Milwaukee County to receive $71 million as a result of opioid settlement
MILWAUKEE COUNTY, Wis. (CBS 58) -- Milwaukee County officials are hopeful that the $71-million the county is set to receive over the next 18 years will help reduce the number of opioid-related deaths.
"Through this settlement, lives will be saved," said Milwaukee County Corporation Counsel Margaret Daun. "Although very few of the criminals responsible for these deaths and this epidemic will ever see the inside of the courtroom, we are ensuring that their corporations will pay."
The settlement agreement is a part of multi-district litigation against opioid makers filed in Ohio.
According to Daun, the state of Wisconsin will be receiving $402 million, 70 cents for every dollar going toward local litigating jurisdictions.
This means that those local communities will receive around $282-million with approximately $141-million headed to counties in Southeastern Wisconsin.
"We hope that this will be the first in a series of settlements helping to abate this epidemic," Daun added.
According to numbers provided by the Milwaukee County Medical Examiner's Office, the county saw 343 opioid-related deaths in 2019. That number went up to 463 in 2020 and so far in 2021, 451 opioid-related deaths have been recorded.

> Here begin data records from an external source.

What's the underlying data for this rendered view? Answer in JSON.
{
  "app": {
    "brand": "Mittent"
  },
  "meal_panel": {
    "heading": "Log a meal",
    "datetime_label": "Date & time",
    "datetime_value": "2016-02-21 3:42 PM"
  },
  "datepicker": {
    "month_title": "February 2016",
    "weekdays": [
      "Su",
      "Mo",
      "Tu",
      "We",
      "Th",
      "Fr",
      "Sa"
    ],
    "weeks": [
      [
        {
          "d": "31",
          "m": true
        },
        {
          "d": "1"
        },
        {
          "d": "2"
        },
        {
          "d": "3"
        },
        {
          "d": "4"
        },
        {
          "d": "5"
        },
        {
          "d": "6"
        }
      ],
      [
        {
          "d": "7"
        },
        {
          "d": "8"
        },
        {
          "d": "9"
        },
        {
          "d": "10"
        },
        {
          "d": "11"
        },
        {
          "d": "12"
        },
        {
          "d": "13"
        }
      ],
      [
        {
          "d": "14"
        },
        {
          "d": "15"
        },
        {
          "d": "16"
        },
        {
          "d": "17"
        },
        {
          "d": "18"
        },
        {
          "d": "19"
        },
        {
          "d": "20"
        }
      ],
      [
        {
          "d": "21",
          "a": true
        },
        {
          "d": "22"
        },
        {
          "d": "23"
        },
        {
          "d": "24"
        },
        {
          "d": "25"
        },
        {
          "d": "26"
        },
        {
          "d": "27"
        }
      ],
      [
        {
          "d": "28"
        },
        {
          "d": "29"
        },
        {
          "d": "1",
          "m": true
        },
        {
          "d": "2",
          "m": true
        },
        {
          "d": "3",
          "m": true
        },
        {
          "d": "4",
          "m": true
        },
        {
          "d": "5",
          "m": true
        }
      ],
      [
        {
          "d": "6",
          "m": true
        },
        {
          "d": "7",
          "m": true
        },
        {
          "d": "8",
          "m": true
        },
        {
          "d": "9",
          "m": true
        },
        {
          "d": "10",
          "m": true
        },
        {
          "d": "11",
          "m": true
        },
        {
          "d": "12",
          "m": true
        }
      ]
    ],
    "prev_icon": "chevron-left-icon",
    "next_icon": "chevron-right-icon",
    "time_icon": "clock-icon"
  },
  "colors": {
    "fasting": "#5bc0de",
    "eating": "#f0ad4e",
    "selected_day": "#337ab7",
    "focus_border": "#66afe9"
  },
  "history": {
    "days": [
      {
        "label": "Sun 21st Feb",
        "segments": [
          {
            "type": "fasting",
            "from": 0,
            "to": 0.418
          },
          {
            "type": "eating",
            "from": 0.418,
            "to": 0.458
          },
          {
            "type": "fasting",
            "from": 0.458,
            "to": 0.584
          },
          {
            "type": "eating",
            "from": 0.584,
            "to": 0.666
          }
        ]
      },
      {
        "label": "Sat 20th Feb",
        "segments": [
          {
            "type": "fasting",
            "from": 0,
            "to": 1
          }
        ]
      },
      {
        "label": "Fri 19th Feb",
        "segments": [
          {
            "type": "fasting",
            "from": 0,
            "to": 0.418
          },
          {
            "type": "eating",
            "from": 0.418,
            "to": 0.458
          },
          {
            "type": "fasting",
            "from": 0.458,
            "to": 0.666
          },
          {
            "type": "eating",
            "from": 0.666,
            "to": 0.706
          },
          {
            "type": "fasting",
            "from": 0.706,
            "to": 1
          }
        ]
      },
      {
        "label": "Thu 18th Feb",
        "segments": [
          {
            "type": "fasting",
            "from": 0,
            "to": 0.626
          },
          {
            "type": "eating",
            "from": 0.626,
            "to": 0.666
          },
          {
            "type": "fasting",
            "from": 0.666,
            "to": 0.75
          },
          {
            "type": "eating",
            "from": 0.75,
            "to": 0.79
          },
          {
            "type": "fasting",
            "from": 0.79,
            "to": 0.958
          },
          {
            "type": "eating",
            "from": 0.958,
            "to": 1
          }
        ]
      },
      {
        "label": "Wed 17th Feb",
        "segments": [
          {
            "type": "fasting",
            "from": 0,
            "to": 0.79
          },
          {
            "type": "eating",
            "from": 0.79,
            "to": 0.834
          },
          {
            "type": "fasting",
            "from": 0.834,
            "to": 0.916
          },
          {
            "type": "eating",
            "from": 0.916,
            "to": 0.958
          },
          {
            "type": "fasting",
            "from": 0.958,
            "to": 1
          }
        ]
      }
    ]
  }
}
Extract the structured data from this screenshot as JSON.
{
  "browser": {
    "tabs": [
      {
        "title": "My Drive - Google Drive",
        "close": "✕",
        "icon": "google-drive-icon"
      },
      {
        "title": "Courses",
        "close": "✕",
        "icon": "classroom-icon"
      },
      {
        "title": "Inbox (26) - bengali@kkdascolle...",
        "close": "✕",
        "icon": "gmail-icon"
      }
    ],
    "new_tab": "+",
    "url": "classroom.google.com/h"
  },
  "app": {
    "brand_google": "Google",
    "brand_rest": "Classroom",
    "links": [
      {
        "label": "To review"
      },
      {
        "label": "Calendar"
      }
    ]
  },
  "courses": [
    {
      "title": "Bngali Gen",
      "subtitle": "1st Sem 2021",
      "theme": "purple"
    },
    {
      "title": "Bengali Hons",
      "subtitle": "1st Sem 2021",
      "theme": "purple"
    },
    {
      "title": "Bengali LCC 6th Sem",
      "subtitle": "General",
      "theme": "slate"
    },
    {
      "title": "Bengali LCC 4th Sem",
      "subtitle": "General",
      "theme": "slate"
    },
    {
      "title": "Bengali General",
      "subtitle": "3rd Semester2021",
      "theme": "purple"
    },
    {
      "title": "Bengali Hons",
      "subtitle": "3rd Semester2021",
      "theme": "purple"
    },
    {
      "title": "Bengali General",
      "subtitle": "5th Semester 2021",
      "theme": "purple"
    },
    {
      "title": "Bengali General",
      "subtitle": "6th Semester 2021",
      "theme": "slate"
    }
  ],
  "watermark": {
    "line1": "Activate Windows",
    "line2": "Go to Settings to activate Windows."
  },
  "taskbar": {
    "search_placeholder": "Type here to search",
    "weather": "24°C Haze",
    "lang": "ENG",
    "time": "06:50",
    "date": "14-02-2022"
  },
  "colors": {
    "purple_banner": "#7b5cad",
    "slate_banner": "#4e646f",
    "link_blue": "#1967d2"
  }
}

"The opioid epidemic has touched all of us," said Marcelia Nicholson, chairwoman for the Milwaukee County Board. "We must take every step possible to fight the scourge of addiction in our community. The funds from this landmark settlement put us in a better position to do just that."
All of the funds received from the settlement must be used for education, treatment and abatement of the opioid epidemic.
"As public servants, it is our duty to respond to a growing demand for prevention and treatment services," added Milwaukee County Executive David Crowley. "The opioid epidemic has left a wave of destruction in communities across this state and this nation, but we're now in a better position to fund critical services that will help save lives and mitigate continued suffering from residents, as well as their loved ones and their neighbors."
The funding will also be used to provide law enforcement officers with Naloxone, a medication used to treat suspected overdoses.
"We cannot incarcerate our way out of an addiction epidemic," Daun said. "Our focus will be on getting into the hands of our sheriffs and local police forces, the Naloxone that they need to save the lives of those who are overdosing."
The first payments are expected to be received during the first or second quarter of 2022.